MRT: Making MakeShop: Designing Making Experiences with Families

Children’s Museum of Pittsburgh has partnered with Carnegie Mellon’s Entertainment Technology Center (ETC) and the University of Pittsburgh Center for Learning in Out of School Environments (UPCLOSE) to create MakeShop, a space within the Children’s Museum dedicated to nurturing and furthering informal learning opportunities and research-based understanding at the intersection of the digital and the physical. As a collaborative project among the fields of research, design and practice, MakeShop is a laboratory for curiosity, creativity, exploration, and innovation that is focused on providing kids, and their families, interest-driven, hands-on learning experiences.

MakeShop is a new 1800 square foot, permanent exhibit in the Children’s Museum, staffed by a team of makers—crafters, inventors, hackers, educators and artists—with expertise in the areas of informal learning, sewing, woodworking, metals, electronics, interaction design and digital media. As a physical and conceptual expansion of the Museum’s philosophy “play with real stuff,” visitors to MakeShop engage in the process of designing, exploring, tinkering, sharing ideas, iterating and building with old and new technologies. Through this open-making experience, visitors are encouraged to investigate how things work, consider materials and techniques at play, and develop interests and valuable skills that may extend beyond their Museum experience.

MakeShop was conceived as space for the Museum’s “older” child, ages 8-12, who is developing fluency with emerging and traditional technologies, and might be inclined to engage in a deeper, sustained, and extendable informal learning experience with knowledgeable peers, parents and mentors. 

Since the initial conception over a year ago, we have prototyped, reflected and refined our practice, consulting existing models to determine what works best for our audience and the kinds of learning made possible through their participation in this context. 

As an organization focused on children and families, MakeShop targets a slightly younger child-demographic than popular models of new media-based creative spaces, such as Chicago’s YouMedia, as well as adult-centered maker- or “hack” spaces across the country. For this reason, the Museum must consider different intergenerational dynamics of participation with new media and traditional technologies. Such dynamics must reflect the possible roles, practices and attitudes of a wider range of child-participants, parents and family-units when establishing design principles and learning frameworks.
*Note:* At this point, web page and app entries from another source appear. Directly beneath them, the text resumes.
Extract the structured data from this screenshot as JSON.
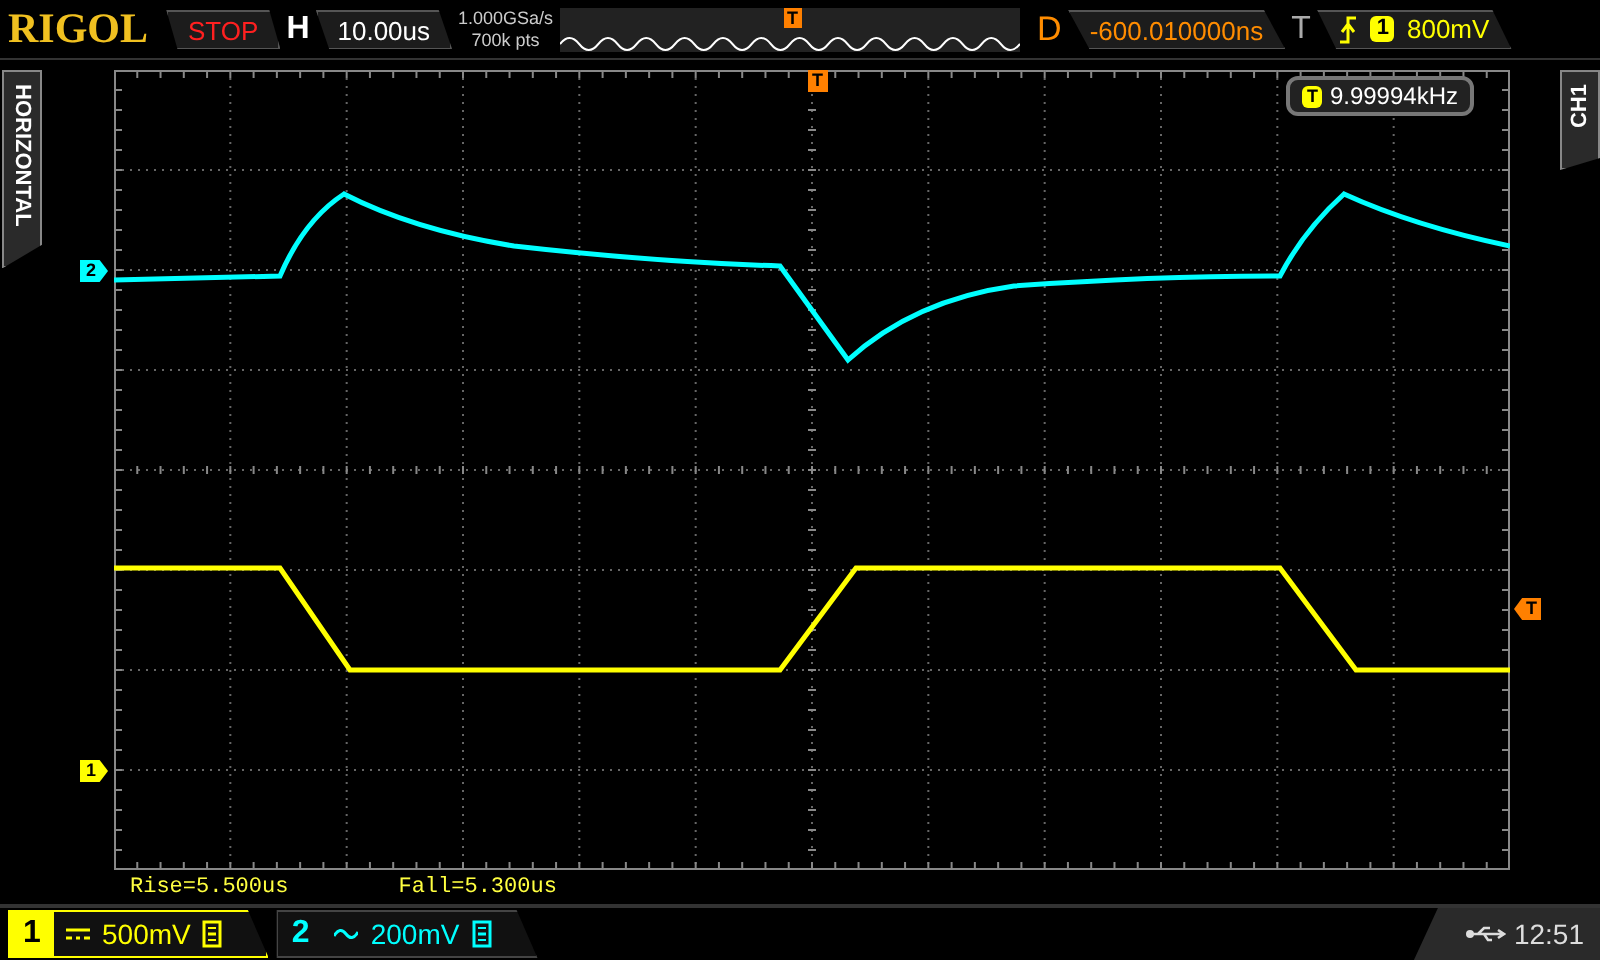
{
  "top_bar": {
    "logo": "RIGOL",
    "run_state": "STOP",
    "horizontal_label": "H",
    "timebase": "10.00us",
    "sample_rate": "1.000GSa/s",
    "memory_depth": "700k pts",
    "trigger_position_marker": "T",
    "delay_label": "D",
    "delay": "-600.010000ns",
    "trigger_label": "T",
    "trigger_source": "1",
    "trigger_level": "800mV"
  },
  "left_tab": "HORIZONTAL",
  "right_tab": "CH1",
  "display": {
    "frequency_counter": {
      "icon_label": "T",
      "value": "9.99994kHz"
    },
    "trigger_position_marker": "T",
    "trigger_level_marker": "T",
    "channel_markers": [
      {
        "label": "2",
        "color": "#00ffff"
      },
      {
        "label": "1",
        "color": "#ffff00"
      }
    ]
  },
  "measurements": [
    "Rise=5.500us",
    "Fall=5.300us"
  ],
  "channels": [
    {
      "number": "1",
      "kind": "dc",
      "scale": "500mV",
      "selected": true,
      "color": "#ffff00"
    },
    {
      "number": "2",
      "kind": "ac",
      "scale": "200mV",
      "selected": false,
      "color": "#00ffff"
    }
  ],
  "status": {
    "time": "12:51"
  }
}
In this session, we will discuss our process of combining our areas of expertise—practice, design and research—to bring MakeShop to life. We will describe the iterative development of MakeShop, from initial idea to public prototyping to full-scale exhibit. This includes collaboration with kids and their families to help discover the affordances, challenges, and essential components for meaningful visitor experience. In addition, we will share our evolving framework for evaluation, which integrates elements of reflective practice and empirical study to determine a refined and evidentiary set of guiding principles of practice. Throughout, we will provide concrete examples of our process of designing making experiences with and for families.

Lisa Brahms
Drew Davidson
Drew Davidson
Lisa Brahms
Jane Werner
Discussant: Dale Doughtery